9c9e720a884e28c6a7f767d291253226
Certificate for Life Membership in the American Colonization Society.

The American Colonization Society, the premier organization advocating for the exportation of slavery to Africa, had a major supporter in Secretary of State Henry Clay in the late 1820s.

Secretary Clay “saw colonization as a responsible middle ground between abolitionism and the defense of slavery as a positive good.” Daniel Walker Howe, What Hath God Wrought: Transformation of America, 1815-1848, 264. For him, it reinforced an active government and evoked the optimism that solutions could be found for any problem. Id.

Like-minded individuals in the American Colonization Society, and in support of colonization, believed that white racism was a given in American society and only by working around that racism could Americans achieve a result akin to emancipation. Id. Secretary Clay hoped that transporting enough blacks to Africa would result in southerners letting go of their fears of insurrection and rebellion. Id.

In the 1820s, the illegal international slave trade was transporting over 59,000 slaves a year across the Atlantic Ocean, mostly to Brazil and Cuba. Id. citing David Brion Davis, “Reconsidering the Colonization Movement,” Intellectual History Newsletter 14 (1992): 13, n. 1. While President John Quincy Adams did not support Secretary Clay’s enthusiasm for colonization, he allowed him to promote the program and continued the modest financial support that President James Monroe had allocated for the program. Daniel Walker Howe, What Hath God Wrought: Transformation of America, 1815-1848, 264.

Much of this came shortly after the states had begun taking action on the matter. In January 1824, the Ohio state legislature passed a resolution, “proposing colonization linked with gradual emancipation, the whole package to be accomplished at federal expense.” Id. at 265. In the year following that resolution, seven other free states and Delaware had adopted resolutions in their respective legislatures. Id. In response, six southern state legislatures “passed resolutions deploring outside interference with slavery,” as they felt that slavery was a question for the southern white public to deal with, nobody else. Id. at 264-65.
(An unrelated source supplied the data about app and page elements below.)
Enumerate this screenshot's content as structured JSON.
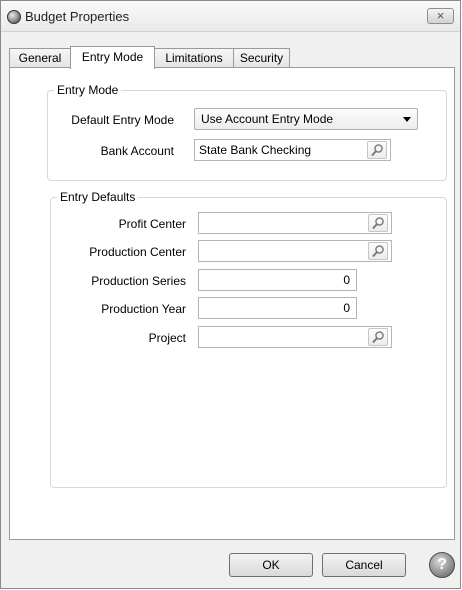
{
  "window": {
    "title": "Budget Properties",
    "close_glyph": "×"
  },
  "tabs": [
    {
      "label": "General",
      "active": false
    },
    {
      "label": "Entry Mode",
      "active": true
    },
    {
      "label": "Limitations",
      "active": false
    },
    {
      "label": "Security",
      "active": false
    }
  ],
  "entry_mode": {
    "legend": "Entry Mode",
    "default_entry_mode_label": "Default Entry Mode",
    "default_entry_mode_value": "Use Account Entry Mode",
    "bank_account_label": "Bank Account",
    "bank_account_value": "State Bank Checking"
  },
  "entry_defaults": {
    "legend": "Entry Defaults",
    "profit_center_label": "Profit Center",
    "profit_center_value": "",
    "production_center_label": "Production Center",
    "production_center_value": "",
    "production_series_label": "Production Series",
    "production_series_value": "0",
    "production_year_label": "Production Year",
    "production_year_value": "0",
    "project_label": "Project",
    "project_value": ""
  },
  "footer": {
    "ok_label": "OK",
    "cancel_label": "Cancel",
    "help_glyph": "?"
  },
  "icons": [
    "app-icon",
    "close-icon",
    "search-icon",
    "dropdown-arrow-icon",
    "help-icon"
  ]
}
As it became clear “that the New Southwest beyond the Appalachians would absorb” slaves, “masters found it more attractive to sell surplus workers out of state than to pay for their manumission and transport to Africa.” Id. at 265. The southern states began to realize the northern states’ plans of gradual emancipation, and the southern leaders, like George Troup of Georgia and William Smith of South Carolina, harshly denounced any such plans for colonization. Id. citing Richard H. Brown, “The Missouri Crisis, Slavery, and the Politics of Jacksonianism,” South Atlantic Quarterly 65 (1966), 66-67.

Ultimately, southerners and blacks themselves would impede the objective of the American Colonization Society and advocates of colonization. Many blacks moved to Canada, as slavery had been ended in the colonies of British North America. One escaped slave, Joseph Taper, settled in Ontario in 1839, writing to his former master the following letter:

“Dear Sir,

I now take this opportunity to inform you that I am in a land of liberty, in good health . . . . Since I have been in the Queens dominions I have been well contented, Yes well contented for Sure, man is as God intended he should be. That is, all are born free & equal. This is a wholesome law, not like the Southern laws which puts man made in the image of God, on level with brutes . . . .

We have good schools, & all the colored population supplied with schools. My boy Edward who will be six years until January, is now reading, & I intend keeping him at school until he comes a good scholar . . . .

My wife and self are sitting by a good comfortable fire happy, knowing that there are none to molest [us] or make [us] afraid. God save Queen Victoria.” Quoted in John Hope Franklin and Loren Schweninger, Runaway Slaves (New York, 1999), 294-95.

With all of the work that the federal and state governments had done to work toward a gradual emancipation through colonization, it was a failed program as the decades approached mid-century. At least some portion of blacks simply left America for Canada, as it was an easily accessible, freer society at that time.

In some ways, the concept of colonization seemed a naive attempt to emancipate American slaves. However, it captures the dilemma that Americans faced if they wished to progress as a free, equal society. While Canada had shed the burden of slavery, America was still grappling with how to begin curbing the existence of slavery. Southerners were only digging their heels in further, to ensure that their way of life and economic structure were not eroded and certainly not eliminated.

America, despite the good faith efforts of some, was running out of options for dealing with the issue of slavery in a non-confrontational, effective way. As colonization was being crossed off the list of efforts, conflict was beginning to feel more inevitable than ever before.

Advertisements